* **Exercise instructions**
For this exercise, copy out each line of the material below that includes "Windows".
[Opening Materials provided section]
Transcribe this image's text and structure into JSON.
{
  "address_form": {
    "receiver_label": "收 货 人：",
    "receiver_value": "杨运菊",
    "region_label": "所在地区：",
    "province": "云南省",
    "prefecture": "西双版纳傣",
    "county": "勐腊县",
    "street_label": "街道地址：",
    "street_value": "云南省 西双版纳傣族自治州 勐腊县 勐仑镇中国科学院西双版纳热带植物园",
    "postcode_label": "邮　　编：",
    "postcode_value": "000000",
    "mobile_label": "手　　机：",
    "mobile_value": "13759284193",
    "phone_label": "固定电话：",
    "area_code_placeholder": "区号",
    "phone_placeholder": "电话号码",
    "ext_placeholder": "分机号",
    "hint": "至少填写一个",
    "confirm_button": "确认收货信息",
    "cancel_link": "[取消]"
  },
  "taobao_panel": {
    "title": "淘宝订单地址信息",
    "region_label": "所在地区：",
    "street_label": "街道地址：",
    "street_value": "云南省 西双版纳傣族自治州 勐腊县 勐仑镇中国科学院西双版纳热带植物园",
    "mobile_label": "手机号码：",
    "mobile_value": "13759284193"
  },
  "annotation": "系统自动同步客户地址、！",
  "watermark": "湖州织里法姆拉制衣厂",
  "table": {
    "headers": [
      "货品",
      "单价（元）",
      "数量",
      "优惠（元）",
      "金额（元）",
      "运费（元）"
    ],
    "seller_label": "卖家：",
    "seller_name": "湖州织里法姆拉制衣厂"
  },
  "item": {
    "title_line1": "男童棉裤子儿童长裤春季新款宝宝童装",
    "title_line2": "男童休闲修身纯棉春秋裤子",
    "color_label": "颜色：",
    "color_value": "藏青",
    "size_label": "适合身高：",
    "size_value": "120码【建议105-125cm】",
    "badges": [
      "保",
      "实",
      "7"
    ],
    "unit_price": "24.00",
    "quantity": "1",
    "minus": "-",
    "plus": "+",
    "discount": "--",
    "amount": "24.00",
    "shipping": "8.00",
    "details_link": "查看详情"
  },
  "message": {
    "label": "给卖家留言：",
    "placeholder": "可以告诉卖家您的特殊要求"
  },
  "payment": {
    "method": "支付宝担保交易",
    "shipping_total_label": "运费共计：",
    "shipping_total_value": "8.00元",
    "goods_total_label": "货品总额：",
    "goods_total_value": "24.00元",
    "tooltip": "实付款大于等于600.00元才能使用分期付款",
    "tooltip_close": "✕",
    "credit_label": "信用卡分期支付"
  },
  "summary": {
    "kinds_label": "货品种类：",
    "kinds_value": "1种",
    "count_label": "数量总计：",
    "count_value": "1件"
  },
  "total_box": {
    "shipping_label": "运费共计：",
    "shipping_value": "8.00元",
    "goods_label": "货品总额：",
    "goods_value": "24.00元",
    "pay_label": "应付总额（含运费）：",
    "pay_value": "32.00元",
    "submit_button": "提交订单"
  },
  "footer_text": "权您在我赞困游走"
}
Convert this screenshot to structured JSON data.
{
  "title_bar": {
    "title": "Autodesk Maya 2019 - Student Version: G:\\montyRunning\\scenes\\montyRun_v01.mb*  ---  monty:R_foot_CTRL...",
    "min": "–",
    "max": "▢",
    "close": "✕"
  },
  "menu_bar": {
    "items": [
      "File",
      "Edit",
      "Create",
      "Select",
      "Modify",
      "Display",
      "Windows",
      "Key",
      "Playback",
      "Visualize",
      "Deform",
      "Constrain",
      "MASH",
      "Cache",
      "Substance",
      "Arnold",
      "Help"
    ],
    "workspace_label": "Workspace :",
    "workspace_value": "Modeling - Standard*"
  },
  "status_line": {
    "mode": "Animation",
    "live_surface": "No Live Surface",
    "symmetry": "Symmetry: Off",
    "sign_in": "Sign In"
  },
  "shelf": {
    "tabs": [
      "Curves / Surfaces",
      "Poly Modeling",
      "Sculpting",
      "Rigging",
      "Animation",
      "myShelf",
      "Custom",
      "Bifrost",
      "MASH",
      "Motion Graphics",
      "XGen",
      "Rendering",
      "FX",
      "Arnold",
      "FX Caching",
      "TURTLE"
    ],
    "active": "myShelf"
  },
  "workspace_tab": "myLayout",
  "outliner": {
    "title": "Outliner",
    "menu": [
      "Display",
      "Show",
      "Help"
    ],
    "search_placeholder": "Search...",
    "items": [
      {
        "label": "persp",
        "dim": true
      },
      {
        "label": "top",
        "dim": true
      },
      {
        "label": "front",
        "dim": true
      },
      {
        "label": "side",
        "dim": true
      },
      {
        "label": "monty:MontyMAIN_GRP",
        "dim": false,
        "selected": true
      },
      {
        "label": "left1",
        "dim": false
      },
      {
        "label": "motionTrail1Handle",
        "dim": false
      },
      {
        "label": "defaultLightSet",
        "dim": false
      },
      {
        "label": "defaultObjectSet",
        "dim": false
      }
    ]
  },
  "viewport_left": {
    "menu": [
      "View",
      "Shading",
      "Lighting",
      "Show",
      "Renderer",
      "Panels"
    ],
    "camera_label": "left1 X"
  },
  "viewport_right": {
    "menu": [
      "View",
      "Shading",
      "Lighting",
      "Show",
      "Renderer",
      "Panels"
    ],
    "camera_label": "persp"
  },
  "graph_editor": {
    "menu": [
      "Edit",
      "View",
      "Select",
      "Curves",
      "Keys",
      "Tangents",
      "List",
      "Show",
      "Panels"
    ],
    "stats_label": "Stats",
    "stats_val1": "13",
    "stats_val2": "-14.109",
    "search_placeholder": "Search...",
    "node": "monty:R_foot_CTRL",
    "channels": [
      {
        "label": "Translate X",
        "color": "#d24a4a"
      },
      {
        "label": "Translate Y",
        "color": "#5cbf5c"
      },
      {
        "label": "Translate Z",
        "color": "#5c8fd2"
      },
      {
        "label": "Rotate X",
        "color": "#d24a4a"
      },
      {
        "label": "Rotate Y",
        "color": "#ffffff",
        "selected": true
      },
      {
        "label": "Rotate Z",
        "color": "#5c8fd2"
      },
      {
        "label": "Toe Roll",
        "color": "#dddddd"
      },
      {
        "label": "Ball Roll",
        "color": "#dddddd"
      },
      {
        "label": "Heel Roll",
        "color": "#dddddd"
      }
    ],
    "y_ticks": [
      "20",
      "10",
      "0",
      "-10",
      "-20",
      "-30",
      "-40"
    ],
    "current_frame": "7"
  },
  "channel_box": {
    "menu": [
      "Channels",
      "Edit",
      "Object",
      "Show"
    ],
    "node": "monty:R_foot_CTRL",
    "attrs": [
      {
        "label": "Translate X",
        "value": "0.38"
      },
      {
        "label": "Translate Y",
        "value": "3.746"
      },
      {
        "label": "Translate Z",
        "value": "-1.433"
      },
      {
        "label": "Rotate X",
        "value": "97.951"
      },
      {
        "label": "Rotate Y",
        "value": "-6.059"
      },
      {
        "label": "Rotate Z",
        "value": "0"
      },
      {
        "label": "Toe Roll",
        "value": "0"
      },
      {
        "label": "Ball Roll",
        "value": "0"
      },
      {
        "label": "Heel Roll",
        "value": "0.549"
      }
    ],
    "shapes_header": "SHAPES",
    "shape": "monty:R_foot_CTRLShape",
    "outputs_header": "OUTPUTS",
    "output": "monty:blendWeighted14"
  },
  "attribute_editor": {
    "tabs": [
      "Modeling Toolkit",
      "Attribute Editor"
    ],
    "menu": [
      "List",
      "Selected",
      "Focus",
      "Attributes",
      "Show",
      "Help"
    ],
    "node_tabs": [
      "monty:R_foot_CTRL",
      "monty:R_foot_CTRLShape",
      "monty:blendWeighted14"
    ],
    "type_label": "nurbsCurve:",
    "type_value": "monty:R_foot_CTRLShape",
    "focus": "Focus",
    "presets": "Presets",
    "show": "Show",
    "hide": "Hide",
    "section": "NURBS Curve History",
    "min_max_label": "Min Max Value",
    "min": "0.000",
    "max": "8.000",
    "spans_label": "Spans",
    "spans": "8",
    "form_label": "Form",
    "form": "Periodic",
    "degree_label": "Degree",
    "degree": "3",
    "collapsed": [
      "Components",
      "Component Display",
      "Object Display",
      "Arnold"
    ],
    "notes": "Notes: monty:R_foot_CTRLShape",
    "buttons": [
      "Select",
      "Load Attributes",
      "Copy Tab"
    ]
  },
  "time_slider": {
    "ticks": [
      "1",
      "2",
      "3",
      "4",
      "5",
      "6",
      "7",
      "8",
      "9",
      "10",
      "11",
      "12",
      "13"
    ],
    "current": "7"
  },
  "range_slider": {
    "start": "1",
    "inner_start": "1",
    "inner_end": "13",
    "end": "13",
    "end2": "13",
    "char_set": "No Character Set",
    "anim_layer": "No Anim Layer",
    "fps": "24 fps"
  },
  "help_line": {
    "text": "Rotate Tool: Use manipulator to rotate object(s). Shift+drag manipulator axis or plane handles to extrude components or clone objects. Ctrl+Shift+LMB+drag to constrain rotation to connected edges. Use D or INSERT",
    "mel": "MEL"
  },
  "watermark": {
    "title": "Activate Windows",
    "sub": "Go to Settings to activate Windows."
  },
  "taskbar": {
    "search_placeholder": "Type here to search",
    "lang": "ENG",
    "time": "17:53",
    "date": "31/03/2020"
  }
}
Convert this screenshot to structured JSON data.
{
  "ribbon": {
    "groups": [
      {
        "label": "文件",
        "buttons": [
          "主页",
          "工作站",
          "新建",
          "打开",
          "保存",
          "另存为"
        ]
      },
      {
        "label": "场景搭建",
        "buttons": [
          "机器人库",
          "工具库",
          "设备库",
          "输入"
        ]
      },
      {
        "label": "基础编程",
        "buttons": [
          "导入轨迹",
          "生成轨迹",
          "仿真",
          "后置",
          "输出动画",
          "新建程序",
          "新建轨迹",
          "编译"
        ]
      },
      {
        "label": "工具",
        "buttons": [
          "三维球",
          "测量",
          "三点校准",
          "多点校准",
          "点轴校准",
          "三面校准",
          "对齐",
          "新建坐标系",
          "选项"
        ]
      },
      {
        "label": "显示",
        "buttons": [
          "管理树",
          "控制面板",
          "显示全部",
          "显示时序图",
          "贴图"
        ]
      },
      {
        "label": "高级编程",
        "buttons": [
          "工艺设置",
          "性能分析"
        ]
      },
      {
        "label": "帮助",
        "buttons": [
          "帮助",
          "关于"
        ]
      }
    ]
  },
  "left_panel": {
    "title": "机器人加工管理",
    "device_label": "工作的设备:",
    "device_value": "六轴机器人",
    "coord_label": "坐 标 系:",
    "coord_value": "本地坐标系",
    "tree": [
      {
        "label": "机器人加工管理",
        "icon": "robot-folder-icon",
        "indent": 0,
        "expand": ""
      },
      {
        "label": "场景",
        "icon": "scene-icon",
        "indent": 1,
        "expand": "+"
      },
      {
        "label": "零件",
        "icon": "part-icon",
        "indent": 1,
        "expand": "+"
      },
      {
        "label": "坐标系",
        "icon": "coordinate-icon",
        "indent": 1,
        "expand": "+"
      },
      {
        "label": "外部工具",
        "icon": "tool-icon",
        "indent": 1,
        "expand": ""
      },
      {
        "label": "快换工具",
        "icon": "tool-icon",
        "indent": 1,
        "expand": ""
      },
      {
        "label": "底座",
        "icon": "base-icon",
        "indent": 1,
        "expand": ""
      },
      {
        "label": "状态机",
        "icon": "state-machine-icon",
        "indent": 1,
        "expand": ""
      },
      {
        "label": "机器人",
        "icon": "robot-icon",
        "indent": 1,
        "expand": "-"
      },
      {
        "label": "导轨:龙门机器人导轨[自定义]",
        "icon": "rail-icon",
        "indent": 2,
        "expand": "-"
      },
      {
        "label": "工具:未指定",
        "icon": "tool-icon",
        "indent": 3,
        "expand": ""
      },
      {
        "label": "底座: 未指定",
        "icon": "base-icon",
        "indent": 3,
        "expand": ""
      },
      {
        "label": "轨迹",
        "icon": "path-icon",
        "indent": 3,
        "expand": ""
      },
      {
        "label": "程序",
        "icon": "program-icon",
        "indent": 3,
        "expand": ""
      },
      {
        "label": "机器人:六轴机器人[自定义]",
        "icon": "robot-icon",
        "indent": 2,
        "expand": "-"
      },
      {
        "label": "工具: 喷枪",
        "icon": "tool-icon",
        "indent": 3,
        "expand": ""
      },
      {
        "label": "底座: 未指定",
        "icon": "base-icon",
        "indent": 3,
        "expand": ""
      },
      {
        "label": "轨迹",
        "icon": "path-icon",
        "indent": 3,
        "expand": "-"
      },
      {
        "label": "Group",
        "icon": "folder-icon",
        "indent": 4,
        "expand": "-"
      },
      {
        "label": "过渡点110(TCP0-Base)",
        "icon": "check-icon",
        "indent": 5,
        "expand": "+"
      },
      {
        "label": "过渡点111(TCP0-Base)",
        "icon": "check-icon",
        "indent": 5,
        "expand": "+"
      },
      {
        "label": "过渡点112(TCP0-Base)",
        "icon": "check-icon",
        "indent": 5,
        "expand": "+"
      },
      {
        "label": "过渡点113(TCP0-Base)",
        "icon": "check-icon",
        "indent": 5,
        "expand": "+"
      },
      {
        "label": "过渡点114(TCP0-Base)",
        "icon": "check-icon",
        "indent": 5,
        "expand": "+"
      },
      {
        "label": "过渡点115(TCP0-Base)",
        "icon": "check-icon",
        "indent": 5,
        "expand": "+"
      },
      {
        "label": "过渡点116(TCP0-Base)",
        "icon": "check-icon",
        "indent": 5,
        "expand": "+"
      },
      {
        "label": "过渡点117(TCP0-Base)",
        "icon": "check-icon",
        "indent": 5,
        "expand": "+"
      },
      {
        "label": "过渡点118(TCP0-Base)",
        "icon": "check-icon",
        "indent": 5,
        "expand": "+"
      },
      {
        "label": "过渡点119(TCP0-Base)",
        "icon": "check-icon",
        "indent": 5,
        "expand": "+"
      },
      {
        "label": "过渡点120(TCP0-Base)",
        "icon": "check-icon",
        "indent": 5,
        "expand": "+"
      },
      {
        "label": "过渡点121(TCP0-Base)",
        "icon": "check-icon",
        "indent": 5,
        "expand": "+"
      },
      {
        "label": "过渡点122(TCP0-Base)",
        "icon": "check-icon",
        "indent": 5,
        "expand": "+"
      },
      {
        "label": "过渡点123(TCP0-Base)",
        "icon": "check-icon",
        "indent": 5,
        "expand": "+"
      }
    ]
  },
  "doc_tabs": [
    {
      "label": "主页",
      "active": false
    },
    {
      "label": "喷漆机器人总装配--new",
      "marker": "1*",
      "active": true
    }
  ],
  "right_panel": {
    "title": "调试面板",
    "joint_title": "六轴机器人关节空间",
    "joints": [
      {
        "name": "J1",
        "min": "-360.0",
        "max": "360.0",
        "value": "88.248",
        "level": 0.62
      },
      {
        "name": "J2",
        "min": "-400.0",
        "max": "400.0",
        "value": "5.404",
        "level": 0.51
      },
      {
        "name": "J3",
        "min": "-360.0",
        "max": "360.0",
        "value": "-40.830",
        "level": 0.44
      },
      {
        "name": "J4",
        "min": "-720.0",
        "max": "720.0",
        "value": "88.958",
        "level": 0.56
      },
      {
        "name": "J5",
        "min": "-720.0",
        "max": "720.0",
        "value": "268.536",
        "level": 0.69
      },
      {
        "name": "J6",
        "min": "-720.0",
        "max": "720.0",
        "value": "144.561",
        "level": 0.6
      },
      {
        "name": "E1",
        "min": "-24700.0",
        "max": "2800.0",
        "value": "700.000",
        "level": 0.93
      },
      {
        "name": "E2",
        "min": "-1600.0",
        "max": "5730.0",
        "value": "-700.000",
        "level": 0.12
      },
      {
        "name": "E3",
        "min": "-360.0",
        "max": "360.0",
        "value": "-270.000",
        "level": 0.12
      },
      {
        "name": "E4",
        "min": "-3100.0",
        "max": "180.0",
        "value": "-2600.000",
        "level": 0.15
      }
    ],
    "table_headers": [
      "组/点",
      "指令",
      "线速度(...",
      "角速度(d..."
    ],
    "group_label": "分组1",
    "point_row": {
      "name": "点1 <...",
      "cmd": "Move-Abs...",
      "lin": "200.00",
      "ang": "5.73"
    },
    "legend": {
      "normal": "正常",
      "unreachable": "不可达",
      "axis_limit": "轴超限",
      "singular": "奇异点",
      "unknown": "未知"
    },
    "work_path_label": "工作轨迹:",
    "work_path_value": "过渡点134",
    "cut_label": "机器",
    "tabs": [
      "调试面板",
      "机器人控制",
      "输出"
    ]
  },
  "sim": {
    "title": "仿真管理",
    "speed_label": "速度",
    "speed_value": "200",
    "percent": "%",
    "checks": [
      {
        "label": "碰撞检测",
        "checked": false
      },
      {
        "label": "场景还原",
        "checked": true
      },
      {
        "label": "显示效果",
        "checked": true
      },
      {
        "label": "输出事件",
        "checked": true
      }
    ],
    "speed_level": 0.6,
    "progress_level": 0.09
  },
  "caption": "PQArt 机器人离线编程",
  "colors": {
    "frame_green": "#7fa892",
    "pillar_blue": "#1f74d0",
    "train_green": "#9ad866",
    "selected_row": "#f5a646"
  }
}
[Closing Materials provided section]
* **Written solution**
      "Windows",
    "title": "Activate Windows",
    "sub": "Go to Settings to activate Windows."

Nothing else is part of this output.